You're heading down to your favorite dive tonight. A local promoter, So-and-So Presents, has booked a few of your favorite underground bands and will be spinning some 1978 Bollywood classics.
Sounds like a good night for all. But I'm not sold.
The idea of independent promoters doing combo DJ/live-band shows at bars is on the rise. Name a hipster dive, and most likely they're in on the game.
My skepticism of these events has nothing to do with the promoters, who are simply putting in an effort to build a cool night (and their name in the process). Rather, it has to do with the interaction between the players--the bar, the promoter, the DJs and the band.
The simple fact is that bars would rather your band bring four alcoholics than 50 teetotalers. They aren't in the music-selling business; they're in the alcohol-selling business.
For bar managers and owners, the independent promoter is a great deal. The bar is able to offload the costs of promotion and talent buying onto these hard-working third parties. The bars then breed competition between independent promoters. Those who produce a night in which bar sales are below a couple thousand dollars usually won't last long.
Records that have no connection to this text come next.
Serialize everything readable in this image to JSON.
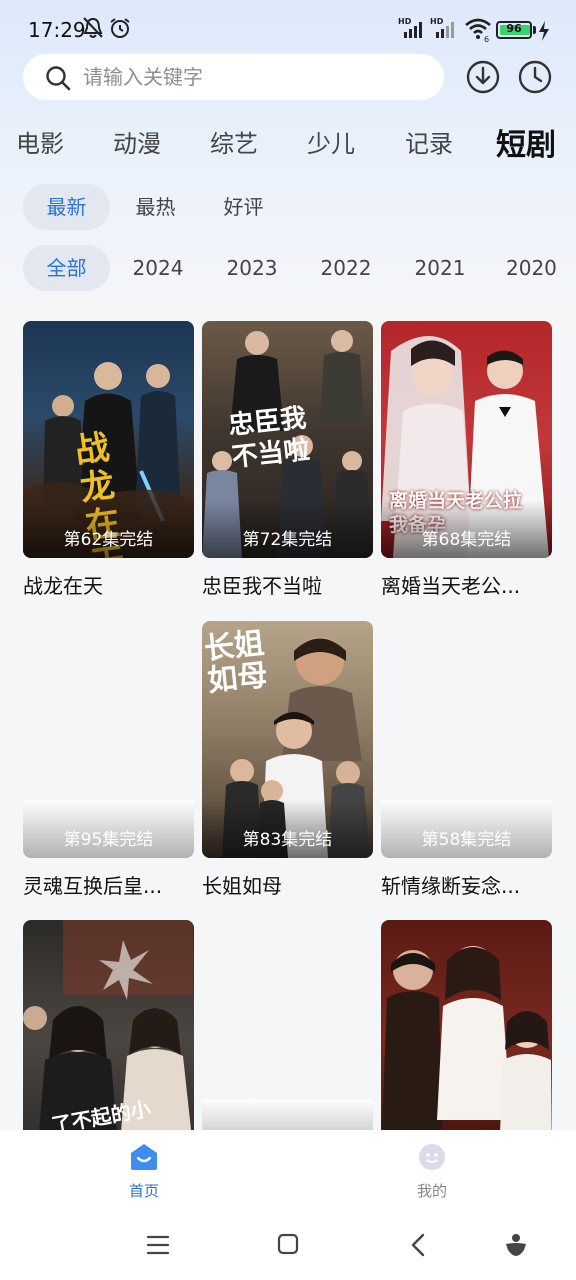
{
  "status_bar": {
    "time": "17:29",
    "battery": "96"
  },
  "search": {
    "placeholder": "请输入关键字"
  },
  "categories": [
    {
      "label": "电影",
      "active": false
    },
    {
      "label": "动漫",
      "active": false
    },
    {
      "label": "综艺",
      "active": false
    },
    {
      "label": "少儿",
      "active": false
    },
    {
      "label": "记录",
      "active": false
    },
    {
      "label": "短剧",
      "active": true
    }
  ],
  "sort_filters": [
    {
      "label": "最新",
      "active": true
    },
    {
      "label": "最热",
      "active": false
    },
    {
      "label": "好评",
      "active": false
    }
  ],
  "year_filters": [
    {
      "label": "全部",
      "active": true
    },
    {
      "label": "2024",
      "active": false
    },
    {
      "label": "2023",
      "active": false
    },
    {
      "label": "2022",
      "active": false
    },
    {
      "label": "2021",
      "active": false
    },
    {
      "label": "2020",
      "active": false
    }
  ],
  "cards": [
    {
      "title": "战龙在天",
      "badge": "第62集完结",
      "poster_text": "战龙在天"
    },
    {
      "title": "忠臣我不当啦",
      "badge": "第72集完结",
      "poster_text": "忠臣我不当啦"
    },
    {
      "title": "离婚当天老公...",
      "badge": "第68集完结",
      "poster_text": "离婚当天老公拉我备孕"
    },
    {
      "title": "灵魂互换后皇...",
      "badge": "第95集完结",
      "poster_text": ""
    },
    {
      "title": "长姐如母",
      "badge": "第83集完结",
      "poster_text": "长姐如母"
    },
    {
      "title": "斩情缘断妄念...",
      "badge": "第58集完结",
      "poster_text": ""
    },
    {
      "title": "",
      "badge": "",
      "poster_text": "了不起的小姐"
    },
    {
      "title": "",
      "badge": "",
      "poster_text": ""
    },
    {
      "title": "",
      "badge": "",
      "poster_text": ""
    }
  ],
  "bottom_nav": [
    {
      "label": "首页",
      "icon": "home-icon",
      "active": true
    },
    {
      "label": "我的",
      "icon": "profile-icon",
      "active": false
    }
  ],
  "colors": {
    "accent": "#2a73d9",
    "active_chip_bg": "#e3e8f0"
  }
}
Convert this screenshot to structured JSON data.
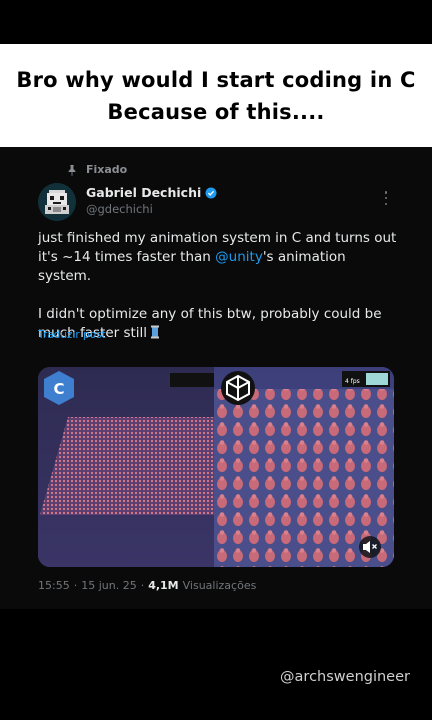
{
  "caption": {
    "line1": "Bro why would I start coding in C",
    "line2": "Because of this...."
  },
  "tweet": {
    "pinned_label": "Fixado",
    "author_name": "Gabriel Dechichi",
    "author_handle": "@gdechichi",
    "text_part1": "just finished my animation system in C and turns out it's ~14 times faster than ",
    "mention": "@unity",
    "text_part2": "'s animation system.",
    "text_para2": "I didn't optimize any of this btw, probably could be much faster still",
    "translate_label": "Traduzir post",
    "media": {
      "left_logo": "C",
      "right_fps": "4 fps",
      "mute_icon": "volume-off-icon"
    },
    "time": "15:55",
    "date": "15 jun. 25",
    "views_count": "4,1M",
    "views_label": "Visualizações"
  },
  "watermark": "@archswengineer",
  "colors": {
    "accent": "#1d9bf0",
    "background": "#000000",
    "caption_bg": "#ffffff"
  }
}
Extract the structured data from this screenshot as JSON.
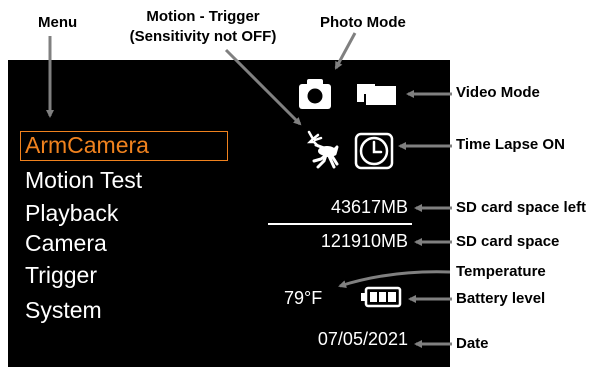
{
  "annotations": {
    "menu": "Menu",
    "motion_trigger_line1": "Motion - Trigger",
    "motion_trigger_line2": "(Sensitivity not OFF)",
    "photo_mode": "Photo Mode",
    "video_mode": "Video Mode",
    "time_lapse": "Time Lapse ON",
    "sd_left": "SD card space left",
    "sd_total": "SD card space",
    "temperature": "Temperature",
    "battery": "Battery level",
    "date": "Date"
  },
  "screen": {
    "menu_items": [
      {
        "label": "ArmCamera",
        "selected": true
      },
      {
        "label": "Motion Test",
        "selected": false
      },
      {
        "label": "Playback",
        "selected": false
      },
      {
        "label": "Camera",
        "selected": false
      },
      {
        "label": "Trigger",
        "selected": false
      },
      {
        "label": "System",
        "selected": false
      }
    ],
    "sd_space_left": "43617MB",
    "sd_space_total": "121910MB",
    "temperature": "79°F",
    "battery_level": 1.0,
    "date": "07/05/2021",
    "icons": [
      "camera-icon",
      "video-camera-icon",
      "deer-icon",
      "clock-icon",
      "battery-icon"
    ]
  },
  "colors": {
    "screen_bg": "#000000",
    "selected": "#f0821e",
    "text": "#ffffff"
  }
}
Even if a promoter makes alcohol sales soar, the bar is in a unique position of owning the nightclub where this 'night' has made its name. To change venues is to interrupt branding. As a result, if So-and-So Presents starts to demand a larger cut of the profits, bar owners can and will simply point to the dozens of other promoters begging for a night at the club.
These DJ/band combo nights are different than a club that simply books bands for two principal reasons. First, touring bands are concerned only with door money; they negotiate appearance fees with back-end percentage deals for getting more heads in the door. It's extremely rare that they ever see a penny of alcohol sales unless they're the Foo Fighters or a professional 'bar band.'
Second, bands offer something that can't be bought elsewhere--the experience of seeing them perform their music live. Thus, bands have some market power--small as it often may be. That's why booking agents talk about how many tickets a band is good for, rather than how much they're worth at the bar.
Most DJs, on the other hand, don't have fans. Sorry, men and women of steel, but you are selling what economists call a commodity: something for which there is demand (background/dance music at a bar) but not a dime's worth of difference between the providers. For this reason, few DJs are good for bringing drinkers through the door on the strength of their name alone.
The DJ/band promoters differentiate themselves simply by pumping up the volume, the luxury and the exclusivity (hello, Gaslamp). Or, they align themselves with cool bands--and here is where the problem starts.
Promoters are in a precarious position, having to please bar managers and the bands they book. Looking at the above market dynamics, who do you think the promoter decides to please? In most cases, they'll end up robbing Peter (the band) to pay Paul (the bar).
The DJ/band night promoter is forced to do whatever he or she can to maximize alcohol sales--even if it means letting a bunch of people in for free. And since the band doesn't get a cut of the bar, well, let's hope those instruments were paid for in cash.
On his blog, cat dirt sez, Scott Pactor recently talked candidly about this subject regarding a night he promoted with the bands Fifty On Their Heels and The Vultures and the Skull Kontrol DJs:
'The success of the bar ultimately rests on the size of the guest list. This hurts the promoters, but benefits the bar, and since the [bar] will cut you if your bar total is low--well, do the math.... The comp list was close to 100. So, that's like $500 that the bands lose, but an additional $1500 or whatever for the bar. So what are you going to do?'
My answer to that question would be: Stop. Unless you plan to stick to the business for the long haul, the math will rarely work in favor of the promoter or the band.